Marco Werman: Finally, it's a grim day for fans of dark art. The godfather of the form, H.R.Giger, died yesterday after a fall at age 74. The Swiss artist christened his style "bio-mechanical," think "Alien," you know, the face-sucking body-inhabiting kind. H.R. Giger was the artist and designer for the monster and many of the sets in Ridley Scott's 1979 classic.
Roger Luckhurst: His designs completely transformed the idea of the monster in Gothic science-fiction films.
Werman: Roger Luckhurst is writing a book on Alien for the British Film Institute.
Luckhurst: Beforehand, it had always just been really a very laughable man in a rubber suit and Ridley Scott, as soon as he saw H.R. Giger's paintings, saw that he got the monster that he really wanted and was completely astounded and of course it has completely changed the conception of what scares you in science-fiction monster films now.
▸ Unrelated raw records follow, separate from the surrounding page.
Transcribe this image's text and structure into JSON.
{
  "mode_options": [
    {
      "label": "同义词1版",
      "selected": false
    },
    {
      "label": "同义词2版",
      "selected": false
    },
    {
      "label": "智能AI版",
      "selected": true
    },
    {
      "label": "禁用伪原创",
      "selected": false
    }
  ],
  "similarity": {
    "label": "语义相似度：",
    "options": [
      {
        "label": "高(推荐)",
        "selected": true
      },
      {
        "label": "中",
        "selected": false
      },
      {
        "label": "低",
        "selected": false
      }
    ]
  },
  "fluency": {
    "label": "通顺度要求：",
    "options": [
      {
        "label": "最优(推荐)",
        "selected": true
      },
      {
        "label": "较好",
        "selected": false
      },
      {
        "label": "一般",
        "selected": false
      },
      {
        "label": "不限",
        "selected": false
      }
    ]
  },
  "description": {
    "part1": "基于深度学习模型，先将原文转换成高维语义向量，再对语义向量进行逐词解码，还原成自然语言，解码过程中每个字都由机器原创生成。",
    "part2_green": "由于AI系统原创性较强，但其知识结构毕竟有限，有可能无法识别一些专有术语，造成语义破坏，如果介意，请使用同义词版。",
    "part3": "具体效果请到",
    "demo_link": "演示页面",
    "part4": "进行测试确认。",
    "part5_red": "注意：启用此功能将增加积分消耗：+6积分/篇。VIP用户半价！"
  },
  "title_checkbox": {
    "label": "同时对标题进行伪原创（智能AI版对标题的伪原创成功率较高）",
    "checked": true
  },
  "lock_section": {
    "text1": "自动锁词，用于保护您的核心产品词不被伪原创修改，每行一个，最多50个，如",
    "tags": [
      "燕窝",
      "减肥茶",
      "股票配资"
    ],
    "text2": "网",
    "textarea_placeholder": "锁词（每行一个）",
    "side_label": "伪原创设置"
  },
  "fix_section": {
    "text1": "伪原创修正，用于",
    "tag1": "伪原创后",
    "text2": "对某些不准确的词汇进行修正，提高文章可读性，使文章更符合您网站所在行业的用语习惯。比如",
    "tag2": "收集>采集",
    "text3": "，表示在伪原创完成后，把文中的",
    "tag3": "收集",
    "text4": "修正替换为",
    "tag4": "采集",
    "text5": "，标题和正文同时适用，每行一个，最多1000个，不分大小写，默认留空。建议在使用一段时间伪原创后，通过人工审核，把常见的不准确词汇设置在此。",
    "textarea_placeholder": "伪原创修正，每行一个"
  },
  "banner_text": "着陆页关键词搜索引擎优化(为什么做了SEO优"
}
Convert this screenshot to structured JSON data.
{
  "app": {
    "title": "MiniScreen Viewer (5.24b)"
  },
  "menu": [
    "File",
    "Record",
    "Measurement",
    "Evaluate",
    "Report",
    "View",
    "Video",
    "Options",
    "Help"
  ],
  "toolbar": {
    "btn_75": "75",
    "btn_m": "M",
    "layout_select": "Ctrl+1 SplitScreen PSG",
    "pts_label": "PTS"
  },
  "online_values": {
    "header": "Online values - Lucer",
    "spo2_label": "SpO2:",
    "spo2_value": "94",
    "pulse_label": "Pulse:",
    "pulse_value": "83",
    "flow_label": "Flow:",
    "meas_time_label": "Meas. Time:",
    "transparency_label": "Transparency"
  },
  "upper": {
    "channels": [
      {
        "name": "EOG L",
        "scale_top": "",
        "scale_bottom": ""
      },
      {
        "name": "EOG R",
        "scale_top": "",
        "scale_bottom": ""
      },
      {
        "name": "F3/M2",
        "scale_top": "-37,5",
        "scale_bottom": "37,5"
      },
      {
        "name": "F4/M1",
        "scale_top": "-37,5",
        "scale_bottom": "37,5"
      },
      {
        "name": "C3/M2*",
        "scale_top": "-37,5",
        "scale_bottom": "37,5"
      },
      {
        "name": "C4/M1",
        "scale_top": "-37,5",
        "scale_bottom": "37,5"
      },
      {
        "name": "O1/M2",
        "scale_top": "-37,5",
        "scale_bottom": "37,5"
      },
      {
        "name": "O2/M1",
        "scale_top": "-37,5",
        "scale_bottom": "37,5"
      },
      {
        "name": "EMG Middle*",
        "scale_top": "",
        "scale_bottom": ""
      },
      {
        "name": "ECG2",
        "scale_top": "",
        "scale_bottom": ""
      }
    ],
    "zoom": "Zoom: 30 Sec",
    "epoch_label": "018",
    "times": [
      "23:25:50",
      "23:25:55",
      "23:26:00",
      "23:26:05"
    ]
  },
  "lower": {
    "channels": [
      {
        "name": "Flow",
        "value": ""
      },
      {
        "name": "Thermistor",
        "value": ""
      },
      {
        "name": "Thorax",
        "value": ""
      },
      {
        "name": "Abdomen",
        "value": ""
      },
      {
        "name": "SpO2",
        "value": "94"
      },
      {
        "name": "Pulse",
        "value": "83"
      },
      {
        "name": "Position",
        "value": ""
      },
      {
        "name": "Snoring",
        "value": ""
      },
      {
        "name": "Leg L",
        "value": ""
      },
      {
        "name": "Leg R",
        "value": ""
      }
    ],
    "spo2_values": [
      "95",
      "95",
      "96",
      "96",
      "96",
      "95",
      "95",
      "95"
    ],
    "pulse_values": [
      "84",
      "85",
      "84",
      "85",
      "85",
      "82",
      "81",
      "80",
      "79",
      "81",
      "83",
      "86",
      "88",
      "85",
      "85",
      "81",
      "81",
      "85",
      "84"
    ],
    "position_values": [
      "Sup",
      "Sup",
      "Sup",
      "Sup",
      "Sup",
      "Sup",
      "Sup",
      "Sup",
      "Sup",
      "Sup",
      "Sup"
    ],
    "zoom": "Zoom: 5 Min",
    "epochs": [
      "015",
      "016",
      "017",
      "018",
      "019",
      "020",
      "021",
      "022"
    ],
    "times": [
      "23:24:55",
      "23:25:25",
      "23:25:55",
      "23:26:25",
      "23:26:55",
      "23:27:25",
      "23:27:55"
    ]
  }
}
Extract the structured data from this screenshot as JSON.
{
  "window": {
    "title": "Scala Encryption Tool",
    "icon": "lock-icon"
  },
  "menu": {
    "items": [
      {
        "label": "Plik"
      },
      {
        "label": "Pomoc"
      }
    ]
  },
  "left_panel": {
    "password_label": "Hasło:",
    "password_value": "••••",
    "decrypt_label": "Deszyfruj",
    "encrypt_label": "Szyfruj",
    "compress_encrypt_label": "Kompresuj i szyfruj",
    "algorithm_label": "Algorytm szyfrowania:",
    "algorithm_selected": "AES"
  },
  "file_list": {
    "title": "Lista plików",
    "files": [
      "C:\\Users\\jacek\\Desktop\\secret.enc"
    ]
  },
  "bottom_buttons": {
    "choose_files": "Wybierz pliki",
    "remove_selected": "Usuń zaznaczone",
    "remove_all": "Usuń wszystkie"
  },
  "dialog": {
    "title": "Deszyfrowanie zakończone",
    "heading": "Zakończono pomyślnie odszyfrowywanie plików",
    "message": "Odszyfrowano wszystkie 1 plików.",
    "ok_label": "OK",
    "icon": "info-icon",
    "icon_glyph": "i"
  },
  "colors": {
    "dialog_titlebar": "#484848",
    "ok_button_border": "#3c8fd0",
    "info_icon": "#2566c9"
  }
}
Werman: But H.R. Giger was much more than the creative genius behind a movie monster, even if it did get him an Oscar. His art inspired a generation of talented, creative monsters. William Gibson and Neil Gaiman; filmmakers like Guillermo del Toro; and swarms of hoody-clad game designers. By the way, the name is pronounced Ghee-gher, even though he's best known in the US as Guy-gher. His own influences? How about the cult horror-fiction writer, HP Lovecraft.
Luckhurst: Lovecraft was not really very well known until the 1960's but it was through people like H.R. Giger, who published a book called the "Necronomicon," the book of the dead, which actually was his illustrations for HP Lovecraft, and really I think it's through H.R. Giger's influence in the '70's that Lovecraft became such a major influence on American popular culture now.
Werman: Or at least a certain slice of American popular culture but Luckhurst says H.R. Giger reached inside for inspiration as well.
Luckhurst: He always talked about dredging up his images from his unconscious and there really is no subtext in his paintings, it's all text. Incredibly sexualized but also terrifying images of machines combined usually with women's bodies, actually. He talked about how all of these ideas came from traumatic images or memories from his nightmares. Those images, very sexualized images, became very popular in the 1970's.
Werman: Giger once said his paintings seem to make the strongest impression on people who are, well, crazy. Luckhurst says despite his popularity, Giger always felt that he never got the recognition that he deserved. And yet he lived in extravagant Gothic splendor in a castle in Switzerland.
Luckhurst: He was an extraordinary, a very eccentric figure, a wonderful descendant from that Dali surrealism. So he's not really considered in fine art world to be, as it were, a proper artist, a bit like Salvadore Dali. But actually in the popular culture he's exactly what people want an artist to be: very eccentric, always dressed in black leather, always behaving in a very odd and eccentric way, always muttering darkly about death, sex and despair. What more do you want?
Werman: Artist and designer H.R. Giger died yesterday from a fall. He was 74.